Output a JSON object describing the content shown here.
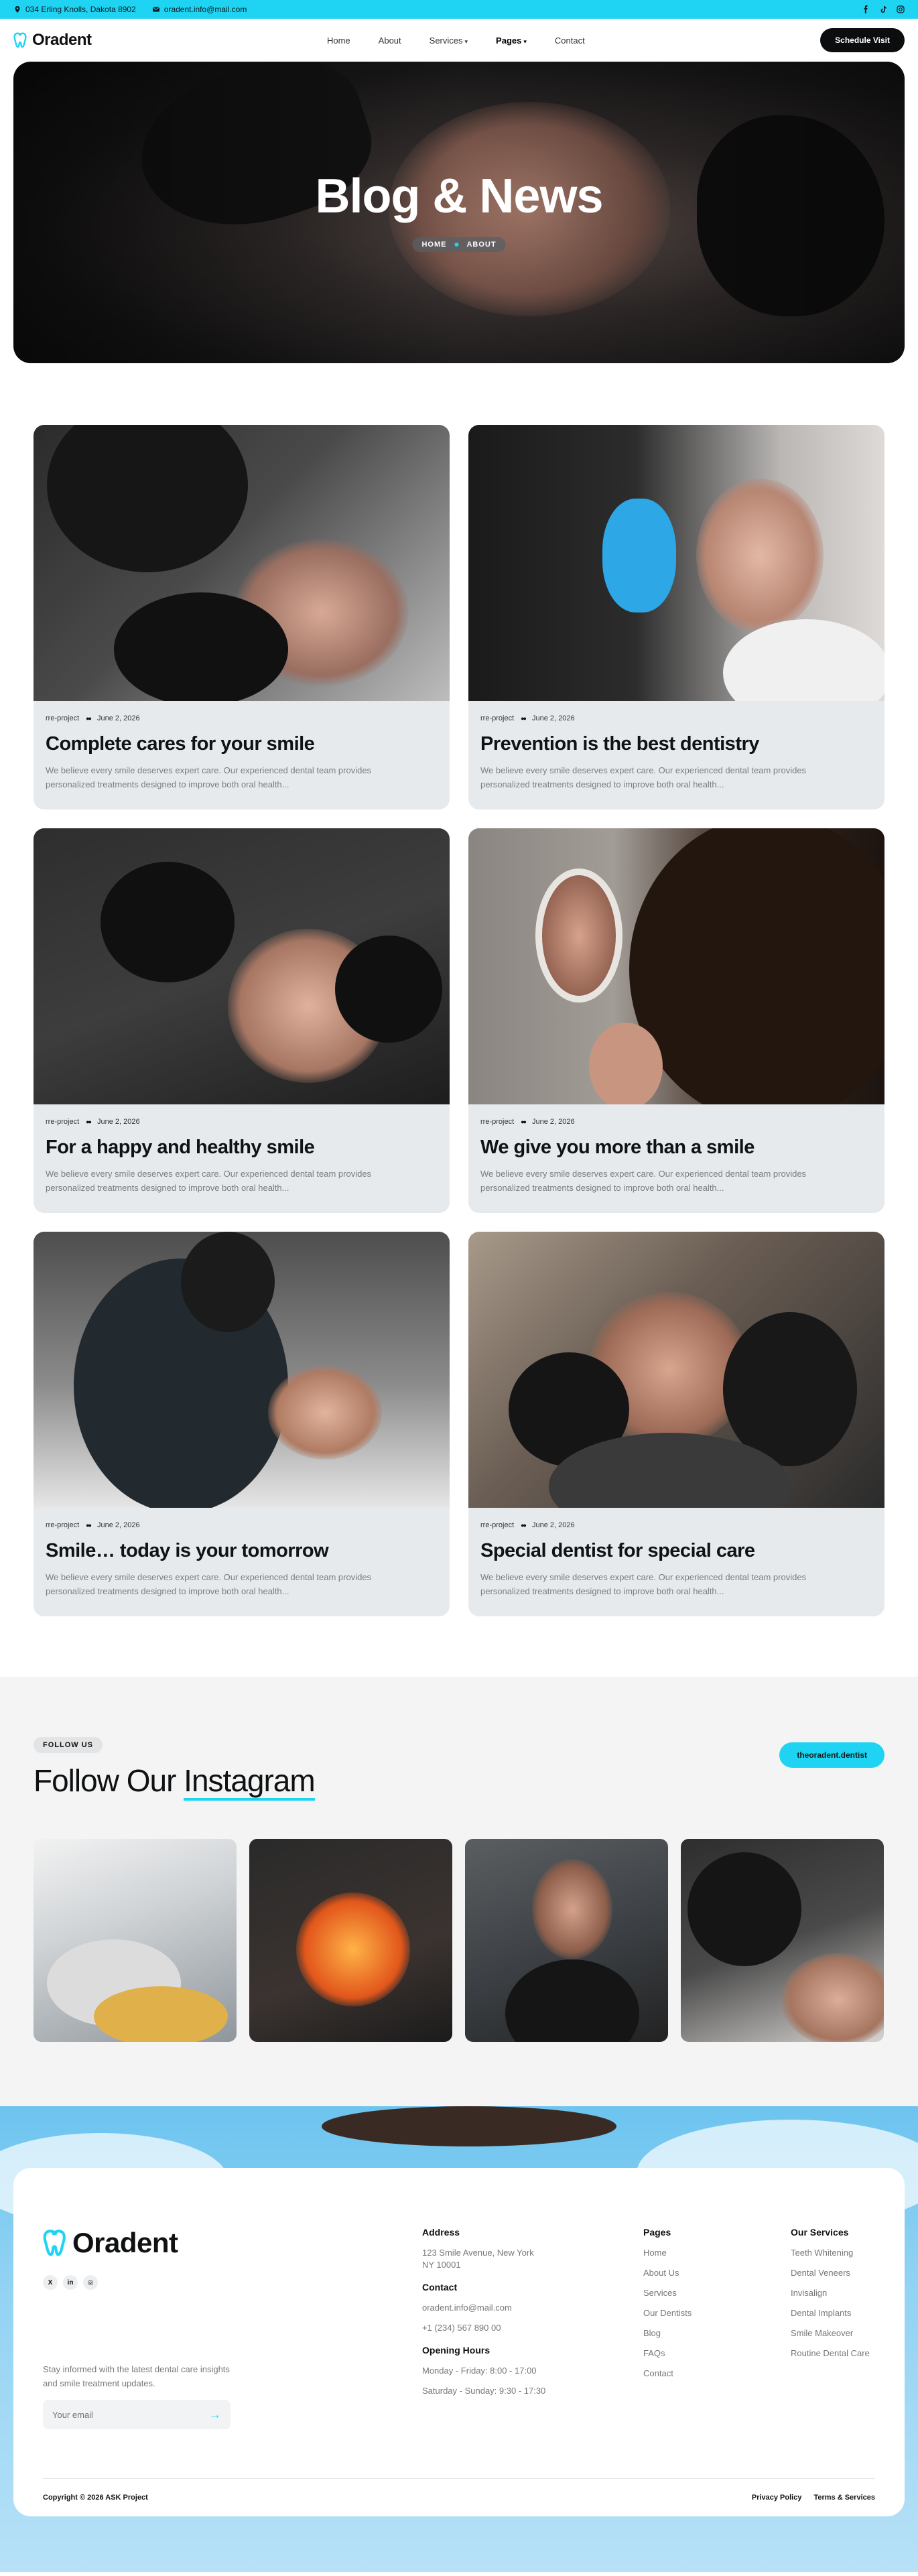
{
  "topbar": {
    "address": "034 Erling Knolls, Dakota 8902",
    "email": "oradent.info@mail.com",
    "social_icons": [
      "facebook-icon",
      "tiktok-icon",
      "instagram-icon"
    ]
  },
  "header": {
    "brand": "Oradent",
    "nav": [
      {
        "label": "Home"
      },
      {
        "label": "About"
      },
      {
        "label": "Services",
        "caret": "▾"
      },
      {
        "label": "Pages",
        "caret": "▾"
      },
      {
        "label": "Contact"
      }
    ],
    "cta": "Schedule Visit"
  },
  "hero": {
    "title": "Blog & News",
    "crumb_home": "HOME",
    "crumb_current": "ABOUT"
  },
  "posts": [
    {
      "category": "rre-project",
      "date": "June 2, 2026",
      "title": "Complete cares for your smile",
      "excerpt": "We believe every smile deserves expert care. Our experienced dental team provides personalized treatments designed to improve both oral health..."
    },
    {
      "category": "rre-project",
      "date": "June 2, 2026",
      "title": "Prevention is the best dentistry",
      "excerpt": "We believe every smile deserves expert care. Our experienced dental team provides personalized treatments designed to improve both oral health..."
    },
    {
      "category": "rre-project",
      "date": "June 2, 2026",
      "title": "For a happy and healthy smile",
      "excerpt": "We believe every smile deserves expert care. Our experienced dental team provides personalized treatments designed to improve both oral health..."
    },
    {
      "category": "rre-project",
      "date": "June 2, 2026",
      "title": "We give you more than a smile",
      "excerpt": "We believe every smile deserves expert care. Our experienced dental team provides personalized treatments designed to improve both oral health..."
    },
    {
      "category": "rre-project",
      "date": "June 2, 2026",
      "title": "Smile… today is your tomorrow",
      "excerpt": "We believe every smile deserves expert care. Our experienced dental team provides personalized treatments designed to improve both oral health..."
    },
    {
      "category": "rre-project",
      "date": "June 2, 2026",
      "title": "Special dentist for special care",
      "excerpt": "We believe every smile deserves expert care. Our experienced dental team provides personalized treatments designed to improve both oral health..."
    }
  ],
  "instagram": {
    "tag": "FOLLOW US",
    "title_plain": "Follow Our ",
    "title_underlined": "Instagram",
    "handle": "theoradent.dentist"
  },
  "footer": {
    "brand": "Oradent",
    "socials": [
      "X",
      "in",
      "◎"
    ],
    "newsletter_text": "Stay informed with the latest dental care insights and smile treatment updates.",
    "email_placeholder": "Your email",
    "address_heading": "Address",
    "address": "123 Smile Avenue, New York NY 10001",
    "contact_heading": "Contact",
    "contact_email": "oradent.info@mail.com",
    "contact_phone": "+1 (234) 567 890 00",
    "hours_heading": "Opening Hours",
    "hours_weekday": "Monday - Friday: 8:00 - 17:00",
    "hours_weekend": "Saturday - Sunday: 9:30 - 17:30",
    "pages_heading": "Pages",
    "pages": [
      "Home",
      "About Us",
      "Services",
      "Our Dentists",
      "Blog",
      "FAQs",
      "Contact"
    ],
    "services_heading": "Our Services",
    "services": [
      "Teeth Whitening",
      "Dental Veneers",
      "Invisalign",
      "Dental Implants",
      "Smile Makeover",
      "Routine Dental Care"
    ],
    "copyright": "Copyright © 2026 ASK Project",
    "privacy": "Privacy Policy",
    "terms": "Terms & Services"
  },
  "colors": {
    "accent": "#1fd4f2",
    "dark": "#0c0d0e",
    "card_bg": "#e7eaec"
  }
}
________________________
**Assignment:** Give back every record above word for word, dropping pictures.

**Result for this task:**
Output a JSON object describing the content shown here.
{
  "topbar": {
    "address": "034 Erling Knolls, Dakota 8902",
    "email": "oradent.info@mail.com",
    "social_icons": [
      "facebook-icon",
      "tiktok-icon",
      "instagram-icon"
    ]
  },
  "header": {
    "brand": "Oradent",
    "nav": [
      {
        "label": "Home"
      },
      {
        "label": "About"
      },
      {
        "label": "Services",
        "caret": "▾"
      },
      {
        "label": "Pages",
        "caret": "▾"
      },
      {
        "label": "Contact"
      }
    ],
    "cta": "Schedule Visit"
  },
  "hero": {
    "title": "Blog & News",
    "crumb_home": "HOME",
    "crumb_current": "ABOUT"
  },
  "posts": [
    {
      "category": "rre-project",
      "date": "June 2, 2026",
      "title": "Complete cares for your smile",
      "excerpt": "We believe every smile deserves expert care. Our experienced dental team provides personalized treatments designed to improve both oral health..."
    },
    {
      "category": "rre-project",
      "date": "June 2, 2026",
      "title": "Prevention is the best dentistry",
      "excerpt": "We believe every smile deserves expert care. Our experienced dental team provides personalized treatments designed to improve both oral health..."
    },
    {
      "category": "rre-project",
      "date": "June 2, 2026",
      "title": "For a happy and healthy smile",
      "excerpt": "We believe every smile deserves expert care. Our experienced dental team provides personalized treatments designed to improve both oral health..."
    },
    {
      "category": "rre-project",
      "date": "June 2, 2026",
      "title": "We give you more than a smile",
      "excerpt": "We believe every smile deserves expert care. Our experienced dental team provides personalized treatments designed to improve both oral health..."
    },
    {
      "category": "rre-project",
      "date": "June 2, 2026",
      "title": "Smile… today is your tomorrow",
      "excerpt": "We believe every smile deserves expert care. Our experienced dental team provides personalized treatments designed to improve both oral health..."
    },
    {
      "category": "rre-project",
      "date": "June 2, 2026",
      "title": "Special dentist for special care",
      "excerpt": "We believe every smile deserves expert care. Our experienced dental team provides personalized treatments designed to improve both oral health..."
    }
  ],
  "instagram": {
    "tag": "FOLLOW US",
    "title_plain": "Follow Our ",
    "title_underlined": "Instagram",
    "handle": "theoradent.dentist"
  },
  "footer": {
    "brand": "Oradent",
    "socials": [
      "X",
      "in",
      "◎"
    ],
    "newsletter_text": "Stay informed with the latest dental care insights and smile treatment updates.",
    "email_placeholder": "Your email",
    "address_heading": "Address",
    "address": "123 Smile Avenue, New York NY 10001",
    "contact_heading": "Contact",
    "contact_email": "oradent.info@mail.com",
    "contact_phone": "+1 (234) 567 890 00",
    "hours_heading": "Opening Hours",
    "hours_weekday": "Monday - Friday: 8:00 - 17:00",
    "hours_weekend": "Saturday - Sunday: 9:30 - 17:30",
    "pages_heading": "Pages",
    "pages": [
      "Home",
      "About Us",
      "Services",
      "Our Dentists",
      "Blog",
      "FAQs",
      "Contact"
    ],
    "services_heading": "Our Services",
    "services": [
      "Teeth Whitening",
      "Dental Veneers",
      "Invisalign",
      "Dental Implants",
      "Smile Makeover",
      "Routine Dental Care"
    ],
    "copyright": "Copyright © 2026 ASK Project",
    "privacy": "Privacy Policy",
    "terms": "Terms & Services"
  },
  "colors": {
    "accent": "#1fd4f2",
    "dark": "#0c0d0e",
    "card_bg": "#e7eaec"
  }
}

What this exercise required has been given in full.